The band’s sound of country western, psychedelia, danger, and loneliness might be missing the great drama of a spaghetti western theme, but that said- The Sadies embody the outlaw side of country more, and the Billy Ray Cyrus side less.
The second question we have to ask ourselves when listening to an album is a harder one. Is this album good? And in this case, when we’re looking at the best album released in Canada for the whole year, is this album great?
The album is good, a statement that I finally feel comfortable making after listening to Darker Circles 40 odd times- absorbing the album while I rode the subway, spent time alone in my apartment, slept, and even once during a heated make out session (a strange choice I will admit). This is the longest listening time I’ve ever given one album while reviewing it, and somehow I still feel like I’m missing something – like there are secrets still waiting to ooze out of it, because the first 20 or so odd listens I can tell that I like the album, but don’t really know why.
The first and most obvious reason why this album is good is that it does capture well the feeling of seeing the band live, which having had the pleasure of seeing The Sadies play live on Canada’s Day, I feel is one of the band’s stronger attributes.
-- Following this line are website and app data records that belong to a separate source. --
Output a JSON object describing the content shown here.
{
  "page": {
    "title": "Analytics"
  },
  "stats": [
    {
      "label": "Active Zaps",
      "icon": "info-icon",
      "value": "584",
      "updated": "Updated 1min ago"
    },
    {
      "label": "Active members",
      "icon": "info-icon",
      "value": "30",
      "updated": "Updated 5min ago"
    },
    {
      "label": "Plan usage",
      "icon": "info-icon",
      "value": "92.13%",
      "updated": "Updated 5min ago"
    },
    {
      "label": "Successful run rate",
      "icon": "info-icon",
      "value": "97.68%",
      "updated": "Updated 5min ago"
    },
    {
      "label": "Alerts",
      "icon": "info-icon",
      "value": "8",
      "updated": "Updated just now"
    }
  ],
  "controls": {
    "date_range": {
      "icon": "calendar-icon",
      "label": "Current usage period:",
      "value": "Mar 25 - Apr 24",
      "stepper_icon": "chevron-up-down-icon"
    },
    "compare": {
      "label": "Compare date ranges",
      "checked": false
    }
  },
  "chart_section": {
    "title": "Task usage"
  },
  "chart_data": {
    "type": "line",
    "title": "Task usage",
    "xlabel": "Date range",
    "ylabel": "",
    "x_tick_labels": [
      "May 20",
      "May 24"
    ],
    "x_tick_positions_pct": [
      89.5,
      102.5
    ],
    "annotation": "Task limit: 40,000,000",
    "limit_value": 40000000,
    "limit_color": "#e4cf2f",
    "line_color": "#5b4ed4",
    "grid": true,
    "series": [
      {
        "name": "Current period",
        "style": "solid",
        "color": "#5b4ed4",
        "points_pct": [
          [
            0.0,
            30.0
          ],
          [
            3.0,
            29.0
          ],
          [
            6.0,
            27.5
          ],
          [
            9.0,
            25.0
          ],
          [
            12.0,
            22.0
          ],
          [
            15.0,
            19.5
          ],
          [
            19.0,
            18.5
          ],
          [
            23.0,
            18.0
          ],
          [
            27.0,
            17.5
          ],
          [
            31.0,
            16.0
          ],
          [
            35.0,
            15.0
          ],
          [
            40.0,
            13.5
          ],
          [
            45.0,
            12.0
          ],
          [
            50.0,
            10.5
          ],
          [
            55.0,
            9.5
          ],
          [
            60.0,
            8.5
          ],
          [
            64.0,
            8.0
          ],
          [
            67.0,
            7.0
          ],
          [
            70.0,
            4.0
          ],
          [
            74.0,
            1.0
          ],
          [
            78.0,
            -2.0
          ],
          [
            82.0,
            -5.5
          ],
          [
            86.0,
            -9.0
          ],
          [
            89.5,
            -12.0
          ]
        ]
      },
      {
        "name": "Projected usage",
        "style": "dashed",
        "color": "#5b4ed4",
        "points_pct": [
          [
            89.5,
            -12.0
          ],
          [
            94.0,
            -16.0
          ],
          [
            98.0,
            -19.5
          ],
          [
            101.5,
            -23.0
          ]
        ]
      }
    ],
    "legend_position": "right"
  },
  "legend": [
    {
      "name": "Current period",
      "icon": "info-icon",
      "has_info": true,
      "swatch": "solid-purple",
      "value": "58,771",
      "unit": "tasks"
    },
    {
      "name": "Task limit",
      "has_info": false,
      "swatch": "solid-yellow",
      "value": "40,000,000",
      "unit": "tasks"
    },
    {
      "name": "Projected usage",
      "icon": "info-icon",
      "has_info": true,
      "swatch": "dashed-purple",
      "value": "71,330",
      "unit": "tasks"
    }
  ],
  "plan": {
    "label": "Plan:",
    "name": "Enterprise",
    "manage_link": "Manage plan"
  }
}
The second reason I can see without digging too hard is that I just dig the sound. I really like this new new country music that this country is breeding, which isn’t fashionable or popular in the MidWestern US demographic, but it’s dirty, and it’s raw, and it’s still unpopular even though its has nothing in common with Shania Twain except the genre. Is this latest work by The Sadies going to convert people to the genre that have no interest in country music? Well, this album is less twangy than the last and the surfy grooves might bring in some classic rock fans- but the Daft Punk of country they’re not.
That brings us to the second stumbling block, which is that this album isn’t really that much better than New Seasons which was released 2 years ago, and only long-listed for the prize. Both the previously nominated album, and the currently nominated one were produced by Jayhawk’s Gary Louris and they sound similar, and even compliment each other. True to its name, this album is darker and less folky than the last- although the lyrics in New Seasons aren’t exactly cheery. Whether you like this album or the last more is almost arbitrary though, because it’s mostly rooted in small changes in musical taste than in large changes- this one is a bit more streamlined than the last and a bit last twangy. But where there have been improvements is in the storytelling and the lyrics on the new album. It’s the same heartache, but I find myself listening and relating to the lyrics more on Darker Circles than on the album that came before where I find myself listening to the sound.
I think that if The Sadies came out with another album that had a darker sound, but still maintained much of that folky psychedelic twanginess, it would be a great album. Darker Circles is good, especially if you compare it to what some of their contemporaries are doing, but this band needs to do something epic. Maybe a concept album using their particular brand of musical expression to put into song a zeitgeist that we haven’t yet acknowledged, but we’ll see as part of ourselves once they sing it. That would make for a great album.
© Natascha Malta, Music Vice